Social care faces an annual funding gap of £2.3bn by 2021 – by which time nearly a million people in the UK will be living with dementia. With no way to slow or stop the diseases that cause dementia, it is set to be the 21st century’s biggest killer.
While the NHS can’t offer people with dementia the same options as for other long-term conditions – because there is no cure or effective medical treatment – people with dementia must rely on the cash-starved and crumbling social care system. The social care and dementia crises go hand in hand.
Solving the care crisis goes beyond throwing money at the situation. Funding is desperately needed, of course, but we can’t simply pour more cash into a fundamentally flawed system. After decades of squeezed budgets and successive governments failing to put a long-term plan in place, we have a limited social care offering that too often leaves people with dementia footing the bill.
In the battle to meet rapidly rising demand with ever-shrinking resources, care providers must be as efficient and effective as possible. So why does investment in dementia research heavily focus on a cure for future generations, while less than 5% of funding goes to researching the best care possible for all those affected today?
The need for a cure for dementia is as pressing as ever, but we also need care research to develop practical solutions that can benefit people with the condition and their carers. Improving knowledge and practices among health and social care professionals, as well as the quality and inclusivity of the wider system, is just as important as developing medical treatments.
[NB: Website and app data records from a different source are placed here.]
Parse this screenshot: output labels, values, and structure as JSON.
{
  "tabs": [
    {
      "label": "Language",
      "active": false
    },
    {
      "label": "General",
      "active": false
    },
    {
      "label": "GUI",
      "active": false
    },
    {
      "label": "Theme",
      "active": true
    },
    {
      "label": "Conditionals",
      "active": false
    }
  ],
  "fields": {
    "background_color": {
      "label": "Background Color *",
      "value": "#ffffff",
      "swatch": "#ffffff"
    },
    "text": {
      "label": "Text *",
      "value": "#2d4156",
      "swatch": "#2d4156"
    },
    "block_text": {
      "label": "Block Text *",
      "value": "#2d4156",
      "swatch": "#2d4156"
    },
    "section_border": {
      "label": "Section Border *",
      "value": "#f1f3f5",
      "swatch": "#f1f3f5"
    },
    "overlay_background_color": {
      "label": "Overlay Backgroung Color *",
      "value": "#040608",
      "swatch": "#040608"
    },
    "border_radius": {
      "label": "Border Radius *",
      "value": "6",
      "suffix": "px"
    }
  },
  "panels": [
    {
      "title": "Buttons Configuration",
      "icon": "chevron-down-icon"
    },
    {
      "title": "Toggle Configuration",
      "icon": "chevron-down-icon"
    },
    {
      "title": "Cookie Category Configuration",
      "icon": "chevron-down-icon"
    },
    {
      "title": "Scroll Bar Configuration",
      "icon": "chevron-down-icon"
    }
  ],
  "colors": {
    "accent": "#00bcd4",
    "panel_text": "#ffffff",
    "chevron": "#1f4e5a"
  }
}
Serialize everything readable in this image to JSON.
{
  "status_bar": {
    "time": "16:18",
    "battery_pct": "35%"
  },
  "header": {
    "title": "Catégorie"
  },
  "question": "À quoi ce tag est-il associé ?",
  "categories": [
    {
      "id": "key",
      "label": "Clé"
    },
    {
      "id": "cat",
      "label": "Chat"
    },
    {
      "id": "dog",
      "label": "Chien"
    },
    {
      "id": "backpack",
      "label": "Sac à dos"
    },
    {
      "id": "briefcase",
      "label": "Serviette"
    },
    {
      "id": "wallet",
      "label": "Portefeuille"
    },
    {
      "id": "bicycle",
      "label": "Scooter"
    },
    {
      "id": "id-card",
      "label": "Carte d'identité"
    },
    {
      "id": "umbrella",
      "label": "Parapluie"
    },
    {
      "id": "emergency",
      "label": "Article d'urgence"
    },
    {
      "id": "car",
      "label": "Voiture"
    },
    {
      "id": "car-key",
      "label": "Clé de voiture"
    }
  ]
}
Source: Dementia research must study care as well as cure : The Guardian